As I learned about the Reys' story, and started to think about how I was going to retell it, it was natural for me to look to them. I always wondered, as someone that kind of fell in love with who the Reys were, ‘How would the Reys have told their own story?' In doing that, it really became impossible to imagine this film without some animation, especially during the parts when Margret and Hans are speaking, telling us their own story. We basically tried to recreate the style that they’re known for, and the world they created. It’s them on bicycles fleeing, it's them in certain moments in their life, whether they're getting married or on the road. It just made sense to me.
I'm working with this amazing animator called Jacob Kafka, who I went to NYU film school with. He's been diligently working on this, pretty much by himself for two years now. We get some help here and there, but if he were to do this all on his own, it would take about four or five more years, which is why we're trying to raise the funds to get a team in place. All the ideas are there, it’s just such a great undertaking. I believe it’s something like 15,000 hand-drawn drawings have to get done.
I hope that the Reys would approve. Were trying to tell a story that is sometimes quite dark, through a whimsical positive approach, the way I think they would have told it.
With roughly $115,000 left to go in the campaign, are you guys feeling confident?
This is my first Kickstarter or crowdfunding campaign of any sort, and obviously it's a huge undertaking. I didn’t really know what to expect from these 30 days—it’s definitely been a rollercoaster. Once the page launched, the first day was great, and then there was a lull, and then now in the past three or four days it really kicked into next gear. Just like the filmmaking itself, the Kickstarter campaign has been quite an adventure. I’m feeling really good about it, though. I think we’re just going to continue to build momentum. We have a few more announcements were going to make that will hopefully keep the momentum going. I was at Hot Docs, the documentary film Festival in Toronto, in May, pitching my Curious George film for the first time, and that’s when I really learned, having met people from Kickstarter and other crowdfunding platforms, how far it's come. I learned more about not just the funds that are being raised, but the overall impact that crowdfunding can have on a project. You’re basically finding your audience before your film is done, and these people are engaging with you, waiting for your project to be done. That’s been crazy.
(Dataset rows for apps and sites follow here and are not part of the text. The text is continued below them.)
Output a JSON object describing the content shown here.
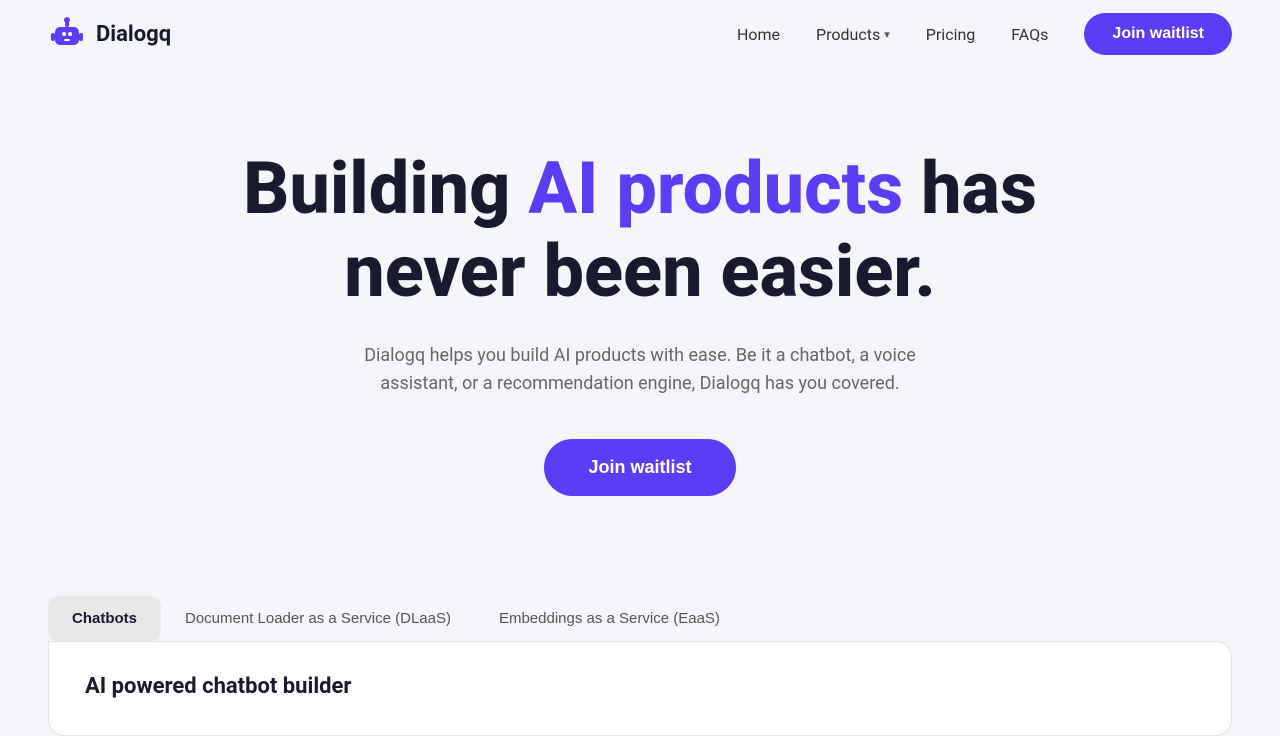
{
  "brand": {
    "name": "Dialogq",
    "logo_alt": "Dialogq logo"
  },
  "nav": {
    "links": [
      {
        "label": "Home",
        "id": "home",
        "has_dropdown": false
      },
      {
        "label": "Products",
        "id": "products",
        "has_dropdown": true
      },
      {
        "label": "Pricing",
        "id": "pricing",
        "has_dropdown": false
      },
      {
        "label": "FAQs",
        "id": "faqs",
        "has_dropdown": false
      }
    ],
    "cta_label": "Join waitlist"
  },
  "hero": {
    "title_prefix": "Building ",
    "title_accent": "AI products",
    "title_suffix": " has never been easier.",
    "subtitle": "Dialogq helps you build AI products with ease. Be it a chatbot, a voice assistant, or a recommendation engine, Dialogq has you covered.",
    "cta_label": "Join waitlist"
  },
  "tabs": [
    {
      "label": "Chatbots",
      "id": "chatbots",
      "active": true
    },
    {
      "label": "Document Loader as a Service (DLaaS)",
      "id": "dlaas",
      "active": false
    },
    {
      "label": "Embeddings as a Service (EaaS)",
      "id": "eaas",
      "active": false
    }
  ],
  "panel": {
    "title": "AI powered chatbot builder"
  },
  "colors": {
    "accent": "#5b3df5",
    "text_dark": "#1a1a2e",
    "text_muted": "#666"
  }
}
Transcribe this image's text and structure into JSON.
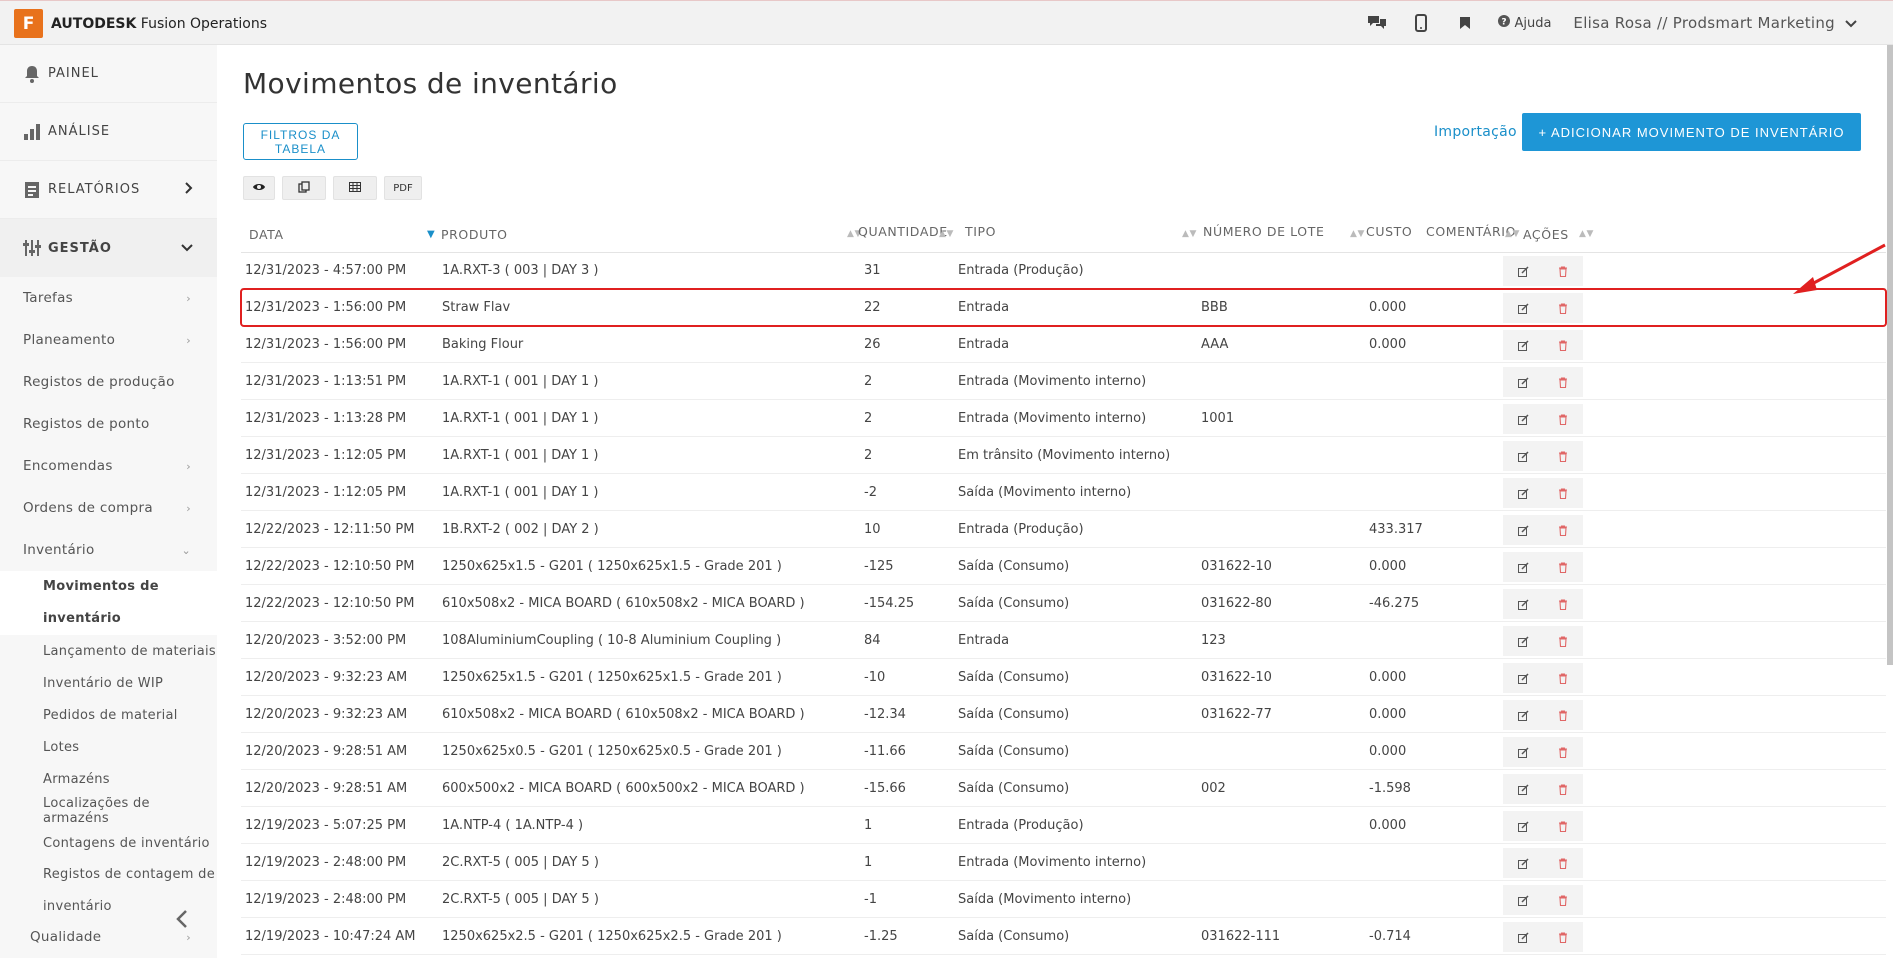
{
  "brand": {
    "logo_letter": "F",
    "name_bold": "AUTODESK",
    "name_rest": "Fusion Operations"
  },
  "topbar": {
    "help_label": "Ajuda",
    "user_label": "Elisa Rosa // Prodsmart Marketing"
  },
  "sidebar": {
    "main": [
      {
        "label": "PAINEL",
        "icon": "bell-icon"
      },
      {
        "label": "ANÁLISE",
        "icon": "bar-chart-icon"
      },
      {
        "label": "RELATÓRIOS",
        "icon": "report-icon"
      },
      {
        "label": "GESTÃO",
        "icon": "sliders-icon"
      }
    ],
    "sub": [
      {
        "label": "Tarefas"
      },
      {
        "label": "Planeamento"
      },
      {
        "label": "Registos de produção"
      },
      {
        "label": "Registos de ponto"
      },
      {
        "label": "Encomendas"
      },
      {
        "label": "Ordens de compra"
      },
      {
        "label": "Inventário"
      }
    ],
    "inventory_items": [
      {
        "label": "Movimentos de inventário"
      },
      {
        "label": "Lançamento de materiais"
      },
      {
        "label": "Inventário de WIP"
      },
      {
        "label": "Pedidos de material"
      },
      {
        "label": "Lotes"
      },
      {
        "label": "Armazéns"
      },
      {
        "label": "Localizações de armazéns"
      },
      {
        "label": "Contagens de inventário"
      },
      {
        "label": "Registos de contagem de inventário"
      }
    ],
    "bottom_item": "Qualidade"
  },
  "page": {
    "title": "Movimentos de inventário",
    "filters_label": "FILTROS DA TABELA",
    "import_label": "Importação",
    "add_label": "+ ADICIONAR MOVIMENTO DE INVENTÁRIO",
    "pdf_label": "PDF"
  },
  "table": {
    "headers": {
      "date": "DATA",
      "product": "PRODUTO",
      "quantity": "QUANTIDADE",
      "type": "TIPO",
      "lot": "NÚMERO DE LOTE",
      "cost": "CUSTO",
      "comment": "COMENTÁRIO",
      "actions": "AÇÕES"
    },
    "rows": [
      {
        "date": "12/31/2023 - 4:57:00 PM",
        "product": "1A.RXT-3 ( 003 | DAY 3 )",
        "qty": "31",
        "type": "Entrada (Produção)",
        "lot": "",
        "cost": ""
      },
      {
        "date": "12/31/2023 - 1:56:00 PM",
        "product": "Straw Flav",
        "qty": "22",
        "type": "Entrada",
        "lot": "BBB",
        "cost": "0.000"
      },
      {
        "date": "12/31/2023 - 1:56:00 PM",
        "product": "Baking Flour",
        "qty": "26",
        "type": "Entrada",
        "lot": "AAA",
        "cost": "0.000"
      },
      {
        "date": "12/31/2023 - 1:13:51 PM",
        "product": "1A.RXT-1 ( 001 | DAY 1 )",
        "qty": "2",
        "type": "Entrada (Movimento interno)",
        "lot": "",
        "cost": ""
      },
      {
        "date": "12/31/2023 - 1:13:28 PM",
        "product": "1A.RXT-1 ( 001 | DAY 1 )",
        "qty": "2",
        "type": "Entrada (Movimento interno)",
        "lot": "1001",
        "cost": ""
      },
      {
        "date": "12/31/2023 - 1:12:05 PM",
        "product": "1A.RXT-1 ( 001 | DAY 1 )",
        "qty": "2",
        "type": "Em trânsito (Movimento interno)",
        "lot": "",
        "cost": ""
      },
      {
        "date": "12/31/2023 - 1:12:05 PM",
        "product": "1A.RXT-1 ( 001 | DAY 1 )",
        "qty": "-2",
        "type": "Saída (Movimento interno)",
        "lot": "",
        "cost": ""
      },
      {
        "date": "12/22/2023 - 12:11:50 PM",
        "product": "1B.RXT-2 ( 002 | DAY 2 )",
        "qty": "10",
        "type": "Entrada (Produção)",
        "lot": "",
        "cost": "433.317"
      },
      {
        "date": "12/22/2023 - 12:10:50 PM",
        "product": "1250x625x1.5 - G201 ( 1250x625x1.5 - Grade 201 )",
        "qty": "-125",
        "type": "Saída (Consumo)",
        "lot": "031622-10",
        "cost": "0.000"
      },
      {
        "date": "12/22/2023 - 12:10:50 PM",
        "product": "610x508x2 - MICA BOARD ( 610x508x2 - MICA BOARD )",
        "qty": "-154.25",
        "type": "Saída (Consumo)",
        "lot": "031622-80",
        "cost": "-46.275"
      },
      {
        "date": "12/20/2023 - 3:52:00 PM",
        "product": "108AluminiumCoupling ( 10-8 Aluminium Coupling )",
        "qty": "84",
        "type": "Entrada",
        "lot": "123",
        "cost": ""
      },
      {
        "date": "12/20/2023 - 9:32:23 AM",
        "product": "1250x625x1.5 - G201 ( 1250x625x1.5 - Grade 201 )",
        "qty": "-10",
        "type": "Saída (Consumo)",
        "lot": "031622-10",
        "cost": "0.000"
      },
      {
        "date": "12/20/2023 - 9:32:23 AM",
        "product": "610x508x2 - MICA BOARD ( 610x508x2 - MICA BOARD )",
        "qty": "-12.34",
        "type": "Saída (Consumo)",
        "lot": "031622-77",
        "cost": "0.000"
      },
      {
        "date": "12/20/2023 - 9:28:51 AM",
        "product": "1250x625x0.5 - G201 ( 1250x625x0.5 - Grade 201 )",
        "qty": "-11.66",
        "type": "Saída (Consumo)",
        "lot": "",
        "cost": "0.000"
      },
      {
        "date": "12/20/2023 - 9:28:51 AM",
        "product": "600x500x2 - MICA BOARD ( 600x500x2 - MICA BOARD )",
        "qty": "-15.66",
        "type": "Saída (Consumo)",
        "lot": "002",
        "cost": "-1.598"
      },
      {
        "date": "12/19/2023 - 5:07:25 PM",
        "product": "1A.NTP-4 ( 1A.NTP-4 )",
        "qty": "1",
        "type": "Entrada (Produção)",
        "lot": "",
        "cost": "0.000"
      },
      {
        "date": "12/19/2023 - 2:48:00 PM",
        "product": "2C.RXT-5 ( 005 | DAY 5 )",
        "qty": "1",
        "type": "Entrada (Movimento interno)",
        "lot": "",
        "cost": ""
      },
      {
        "date": "12/19/2023 - 2:48:00 PM",
        "product": "2C.RXT-5 ( 005 | DAY 5 )",
        "qty": "-1",
        "type": "Saída (Movimento interno)",
        "lot": "",
        "cost": ""
      },
      {
        "date": "12/19/2023 - 10:47:24 AM",
        "product": "1250x625x2.5 - G201 ( 1250x625x2.5 - Grade 201 )",
        "qty": "-1.25",
        "type": "Saída (Consumo)",
        "lot": "031622-111",
        "cost": "-0.714"
      }
    ],
    "highlighted_row": 1
  },
  "colors": {
    "accent": "#1e96d6",
    "brand": "#e8721c",
    "highlight": "#e02020"
  }
}
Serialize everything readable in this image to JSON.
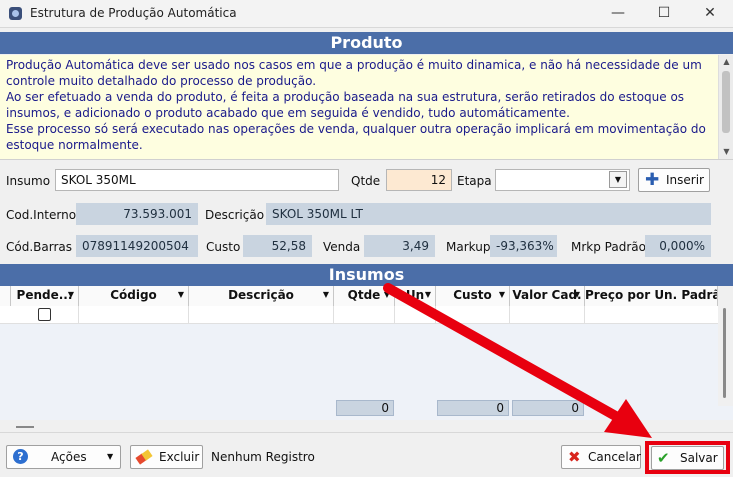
{
  "window": {
    "title": "Estrutura de Produção Automática",
    "minimize": "—",
    "maximize": "☐",
    "close": "✕"
  },
  "produto_header": "Produto",
  "info_lines": [
    "Produção Automática deve ser usado nos casos em que a produção é muito dinamica, e não há necessidade de um controle muito detalhado do processo de produção.",
    "Ao ser efetuado a venda do produto, é feita a produção baseada na sua estrutura, serão retirados do estoque os insumos, e adicionado o produto acabado que em seguida é vendido, tudo automáticamente.",
    "Esse processo só será executado nas operações de venda, qualquer outra operação implicará em movimentação do estoque normalmente."
  ],
  "form": {
    "insumo_label": "Insumo",
    "insumo_value": "SKOL 350ML",
    "qtde_label": "Qtde",
    "qtde_value": "12",
    "etapa_label": "Etapa",
    "etapa_value": "",
    "inserir_label": "Inserir",
    "codinterno_label": "Cod.Interno",
    "codinterno_value": "73.593.001",
    "descricao_label": "Descrição",
    "descricao_value": "SKOL 350ML LT",
    "codbarras_label": "Cód.Barras",
    "codbarras_value": "07891149200504",
    "custo_label": "Custo",
    "custo_value": "52,58",
    "venda_label": "Venda",
    "venda_value": "3,49",
    "markup_label": "Markup",
    "markup_value": "-93,363%",
    "mrkp_label": "Mrkp Padrão",
    "mrkp_value": "0,000%"
  },
  "insumos_header": "Insumos",
  "grid": {
    "columns": [
      "Pende...",
      "Código",
      "Descrição",
      "Qtde",
      "Un",
      "Custo",
      "Valor Cad.",
      "Preço por Un. Padrã"
    ],
    "totals": {
      "qtde": "0",
      "custo": "0",
      "valor_cad": "0"
    }
  },
  "footer": {
    "acoes_label": "Ações",
    "excluir_label": "Excluir",
    "status": "Nenhum Registro",
    "cancelar_label": "Cancelar",
    "salvar_label": "Salvar"
  },
  "colors": {
    "header_blue": "#4b6ea8",
    "info_bg": "#fefee0",
    "readonly_bg": "#c9d4e0",
    "highlight_red": "#e8000f"
  }
}
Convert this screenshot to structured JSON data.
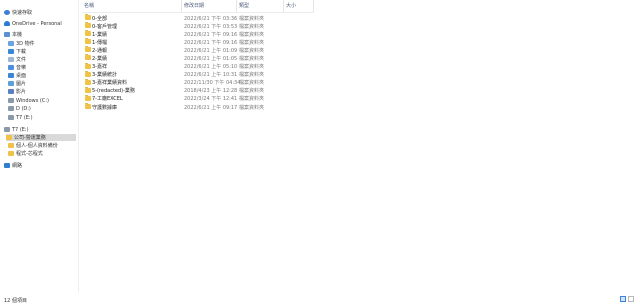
{
  "navigation": {
    "items": [
      {
        "label": "快速存取",
        "icon": "star-icon",
        "indent": 0,
        "selected": false
      },
      {
        "label": "OneDrive - Personal",
        "icon": "cloud-icon",
        "indent": 0,
        "selected": false
      },
      {
        "label": "本機",
        "icon": "pc-icon",
        "indent": 0,
        "selected": false
      },
      {
        "label": "3D 物件",
        "icon": "3d-objects-icon",
        "indent": 1,
        "selected": false
      },
      {
        "label": "下載",
        "icon": "download-icon",
        "indent": 1,
        "selected": false
      },
      {
        "label": "文件",
        "icon": "documents-icon",
        "indent": 1,
        "selected": false
      },
      {
        "label": "音樂",
        "icon": "music-icon",
        "indent": 1,
        "selected": false
      },
      {
        "label": "桌面",
        "icon": "desktop-icon",
        "indent": 1,
        "selected": false
      },
      {
        "label": "圖片",
        "icon": "pictures-icon",
        "indent": 1,
        "selected": false
      },
      {
        "label": "影片",
        "icon": "videos-icon",
        "indent": 1,
        "selected": false
      },
      {
        "label": "Windows (C:)",
        "icon": "drive-icon",
        "indent": 1,
        "selected": false
      },
      {
        "label": "D (D:)",
        "icon": "drive-icon",
        "indent": 1,
        "selected": false
      },
      {
        "label": "T7 (E:)",
        "icon": "drive-icon",
        "indent": 1,
        "selected": false
      },
      {
        "label": "T7 (E:)",
        "icon": "drive-icon",
        "indent": 0,
        "selected": false
      },
      {
        "label": "公司-營運業務",
        "icon": "folder-icon",
        "indent": 1,
        "selected": true
      },
      {
        "label": "個人-個人資料備份",
        "icon": "folder-icon",
        "indent": 1,
        "selected": false
      },
      {
        "label": "程式-芯程式",
        "icon": "folder-icon",
        "indent": 1,
        "selected": false
      },
      {
        "label": "網路",
        "icon": "network-icon",
        "indent": 0,
        "selected": false
      }
    ]
  },
  "columns": {
    "name": "名稱",
    "date": "修改日期",
    "type": "類型",
    "size": "大小"
  },
  "files": [
    {
      "name": "0-全部",
      "date": "2022/6/21 下午 03:36",
      "type": "檔案資料夾"
    },
    {
      "name": "0-客戶管理",
      "date": "2022/6/21 下午 03:53",
      "type": "檔案資料夾"
    },
    {
      "name": "1-業績",
      "date": "2022/6/21 下午 09:16",
      "type": "檔案資料夾"
    },
    {
      "name": "1-傳檔",
      "date": "2022/6/21 下午 09:16",
      "type": "檔案資料夾"
    },
    {
      "name": "2-通報",
      "date": "2022/6/21 上午 01:09",
      "type": "檔案資料夾"
    },
    {
      "name": "2-業績",
      "date": "2022/6/21 上午 01:05",
      "type": "檔案資料夾"
    },
    {
      "name": "3-嘉祥",
      "date": "2022/6/21 上午 05:10",
      "type": "檔案資料夾"
    },
    {
      "name": "3-業績統計",
      "date": "2022/6/21 上午 10:31",
      "type": "檔案資料夾"
    },
    {
      "name": "3-嘉祥業績資料",
      "date": "2022/11/30 下午 04:34",
      "type": "檔案資料夾"
    },
    {
      "name": "5-(redacted)-業務",
      "date": "2018/4/23 上午 12:28",
      "type": "檔案資料夾"
    },
    {
      "name": "7-工廠EXCEL",
      "date": "2022/3/24 下午 12:41",
      "type": "檔案資料夾"
    },
    {
      "name": "守護數據庫",
      "date": "2022/6/21 上午 09:17",
      "type": "檔案資料夾"
    }
  ],
  "status": {
    "count": "12 個項目"
  }
}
I’ve been doing this for over two years, basically myself and a really small group of really dedicated filmmaker friends, people I went to school with. And now, all of a sudden, the world knows what we’ve been up to.